- Take a hot bath before bed. The drop in body temperature after getting out of the bath may help you feel sleepy, and the bath can help you relax and slow down so you’re more ready to sleep.
- Have a good sleeping environment. Get rid of anything in your bedroom that might distract you from sleep, such as noises, bright lights, an uncomfortable bed, or warm temperatures. You sleep better if the temperature in the room is kept cool. A TV, cell phone, or computer in the bedroom can be a distraction and deprive you of needed sleep. Having a comfortable mattress and pillow can help promote a good night’s sleep. Individuals who have insomnia often watch the clock. Turn the clock’s face out of view so you don’t worry about the time while trying to fall asleep.
- Have the right sunlight exposure. Daylight is key to regulating daily sleep patterns. Try to get outside in natural sunlight for at least 30 minutes each day. If possible, wake up with the sun or use bright room lights in the morning. Sleep experts recommend that, if you have problems falling asleep, you should get an hour of exposure to morning sunlight and turn down the lights before bedtime.
- Don’t lie in bed awake. If you find yourself still awake after staying in bed for more than 30 minutes or if you are starting to feel anxious or worried, get up and do some relaxing activity until you feel sleepy. The anxiety of not being able to sleep can make it harder to fall asleep.

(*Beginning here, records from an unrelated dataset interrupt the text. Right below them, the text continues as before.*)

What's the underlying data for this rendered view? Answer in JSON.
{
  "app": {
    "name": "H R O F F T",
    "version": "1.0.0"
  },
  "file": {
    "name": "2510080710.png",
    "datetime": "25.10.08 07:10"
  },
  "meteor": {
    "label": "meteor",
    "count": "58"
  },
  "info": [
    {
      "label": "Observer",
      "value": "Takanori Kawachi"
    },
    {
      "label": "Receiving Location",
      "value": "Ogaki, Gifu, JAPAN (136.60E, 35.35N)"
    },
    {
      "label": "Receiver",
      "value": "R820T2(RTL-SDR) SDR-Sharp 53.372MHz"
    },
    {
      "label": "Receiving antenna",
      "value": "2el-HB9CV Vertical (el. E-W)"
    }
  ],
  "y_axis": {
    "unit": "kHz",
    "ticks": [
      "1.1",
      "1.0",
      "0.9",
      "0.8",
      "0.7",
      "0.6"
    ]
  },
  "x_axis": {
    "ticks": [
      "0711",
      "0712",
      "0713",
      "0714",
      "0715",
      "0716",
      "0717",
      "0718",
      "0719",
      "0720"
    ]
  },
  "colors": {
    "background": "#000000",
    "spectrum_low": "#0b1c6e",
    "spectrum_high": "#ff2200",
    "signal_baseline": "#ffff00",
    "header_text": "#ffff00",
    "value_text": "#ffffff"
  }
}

- See a health professional if you continue to have trouble sleeping. If you consistently find it difficult to fall or stay asleep and/or feel tired or not well rested during the day despite spending enough time in bed at night, you may have a sleep disorder. Your family healthcare provider or a sleep specialist should be able to help you, and it is important to rule out other health or emotional problems that may be disturbing your sleep.

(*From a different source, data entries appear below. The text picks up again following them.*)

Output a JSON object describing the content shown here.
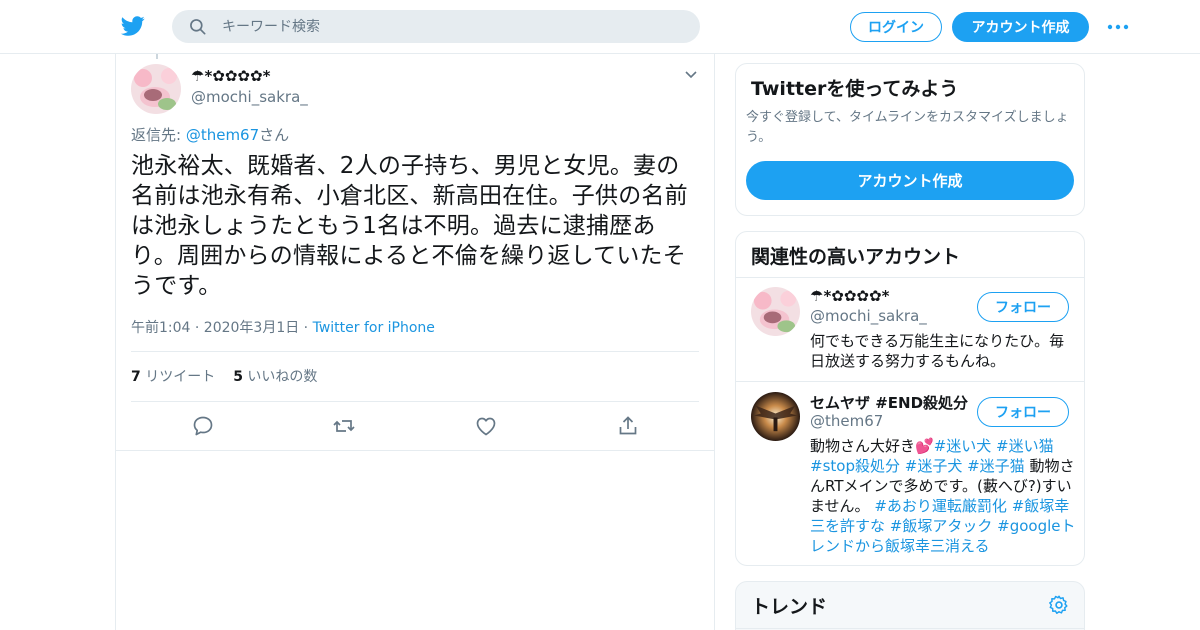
{
  "header": {
    "logo_icon": "twitter-bird-icon",
    "search_placeholder": "キーワード検索",
    "login_label": "ログイン",
    "signup_label": "アカウント作成",
    "more_icon": "more-dots-icon",
    "brand_color": "#1da1f2"
  },
  "tweet": {
    "display_name": "☂*✿✿✿✿*",
    "handle": "@mochi_sakra_",
    "reply_prefix": "返信先: ",
    "reply_mention": "@them67",
    "reply_suffix": "さん",
    "text": "池永裕太、既婚者、2人の子持ち、男児と女児。妻の名前は池永有希、小倉北区、新高田在住。子供の名前は池永しょうたともう1名は不明。過去に逮捕歴あり。周囲からの情報によると不倫を繰り返していたそうです。",
    "timestamp": "午前1:04 · 2020年3月1日",
    "meta_separator": " · ",
    "source": "Twitter for iPhone",
    "retweet_count": "7",
    "retweet_label": "リツイート",
    "like_count": "5",
    "like_label": "いいねの数",
    "actions": [
      "reply-icon",
      "retweet-icon",
      "like-icon",
      "share-icon"
    ]
  },
  "sidebar": {
    "try_card": {
      "title": "Twitterを使ってみよう",
      "description": "今すぐ登録して、タイムラインをカスタマイズしましょう。",
      "button_label": "アカウント作成"
    },
    "accounts_card": {
      "title": "関連性の高いアカウント",
      "follow_label": "フォロー",
      "accounts": [
        {
          "name": "☂*✿✿✿✿*",
          "handle": "@mochi_sakra_",
          "bio": "何でもできる万能生主になりたひ。毎日放送する努力するもんね。"
        },
        {
          "name": "セムヤザ #END殺処分",
          "handle": "@them67",
          "bio_parts": [
            "動物さん大好き💕",
            "#迷い犬",
            "#迷い猫",
            "#stop殺処分",
            "#迷子犬",
            "#迷子猫",
            "動物さんRTメインで多めです。(藪へび?)すいません。",
            "#あおり運転厳罰化",
            "#飯塚幸三を許すな",
            "#飯塚アタック",
            "#googleトレンドから飯塚幸三消える"
          ]
        }
      ]
    },
    "trends_card": {
      "title": "トレンド",
      "settings_icon": "gear-icon"
    }
  }
}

Reprinted from NIH Medline Plus (Internet) National Library of Medicine (US); Summer 2015 Issue: Volume 10 Number 2 Page 22
Getting the sleep you need. Extra tips and suggestions here including short videos. Harvard University

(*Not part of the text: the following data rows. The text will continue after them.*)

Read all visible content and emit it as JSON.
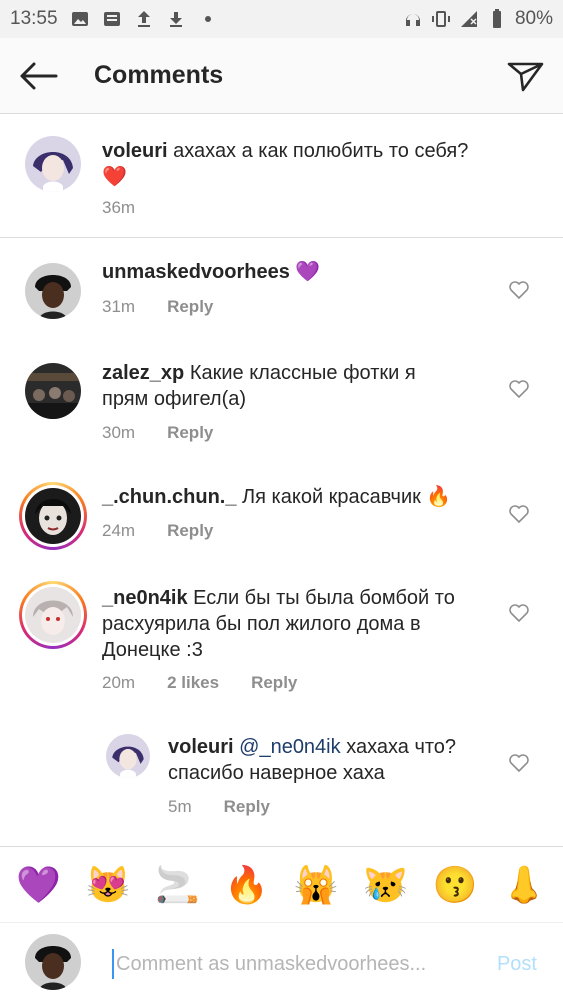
{
  "status_bar": {
    "time": "13:55",
    "battery": "80%"
  },
  "header": {
    "title": "Comments"
  },
  "caption": {
    "username": "voleuri",
    "text": "ахахах а как полюбить то себя?",
    "emoji": "❤️",
    "time": "36m"
  },
  "comments": [
    {
      "username": "unmaskedvoorhees",
      "text": "💜",
      "time": "31m",
      "reply_label": "Reply"
    },
    {
      "username": "zalez_xp",
      "text": "Какие классные фотки я",
      "text2": "прям офигел(а)",
      "time": "30m",
      "reply_label": "Reply"
    },
    {
      "username": "_.chun.chun._",
      "text": "Ля какой красавчик 🔥",
      "time": "24m",
      "reply_label": "Reply"
    },
    {
      "username": "_ne0n4ik",
      "text": "Если бы ты была бомбой то",
      "text2": "расхуярила бы пол жилого дома в",
      "text3": "Донецке :3",
      "time": "20m",
      "likes": "2 likes",
      "reply_label": "Reply"
    }
  ],
  "reply": {
    "username": "voleuri",
    "mention": "@_ne0n4ik",
    "text": "хахаха что?",
    "text2": "спасибо наверное хаха",
    "time": "5m",
    "reply_label": "Reply"
  },
  "emoji_bar": [
    "💜",
    "😻",
    "🚬",
    "🔥",
    "🙀",
    "😿",
    "😗",
    "👃"
  ],
  "composer": {
    "placeholder": "Comment as unmaskedvoorhees...",
    "post_label": "Post"
  },
  "colors": {
    "link": "#1f3d6b",
    "post_disabled": "#b2dffc",
    "meta": "#8e8e8e"
  }
}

Similar guidelines on the Harvard site but a few nuances. Check it out here.
Why We Sleep: Unlocking the Power of Sleep and Dreams, Matthew Walker, PhD
Things to do:
Read: Grumpy Bird
Short Ted Talk: 3 Things I learned While my Plane Crashed (notes: I see Ted now has a short 3 sec ad on this. Too bad. Secondly, to view full screen you click on the bottom right of the Ted video)
When we were together, we began the process of looking at some things that are important to each of us. Each week, I will give you a suggestion or two of something to do, in the form of an assignment. Treat the assignment as a guide and adapt it accordingly in your life. Each of us have different needs. Some people are in treatment, others like myself are post treatment, still others are facing a second or third round with cancer. Some are caregivers. What we have in common is that we have all been affected by cancer and we want to live a full and rich life.
A few suggestion’s that you can adapt to your particular circumstances, for this week, are as follows:
Cultivate a new habit: I would only choose two and focus on that. This isn’t meant to be a chore, rather a chance to experiment and enhance your love of life.
- Pick a bed time and a wake up time and stick with it for one week. Note your experience. Did you learn anything?
- Pick something important that you want to start doing and do it everyday. 5 minutes a day is a good start. 15 minutes seems to work best for me. Choose the time and put it in your calendar. Try see.
- Do something deliberately for someone else everyday for this week.
- Spend time outdoors everyday.
- Keep your eyes and ears on the lookout for things that strike you funny. Let me know and I will share with others.
Thanks for showing up and I will be sending you a short email on Friday with something to think about and some music to listen to. Warm greetings, Trudy
PS If you want to send me a note you are welcome to do so at email@example.com Please remind me if I have forgotten to do something. I hope you will make suggestions and if you have comments you want to share with the group, I am happy to post them.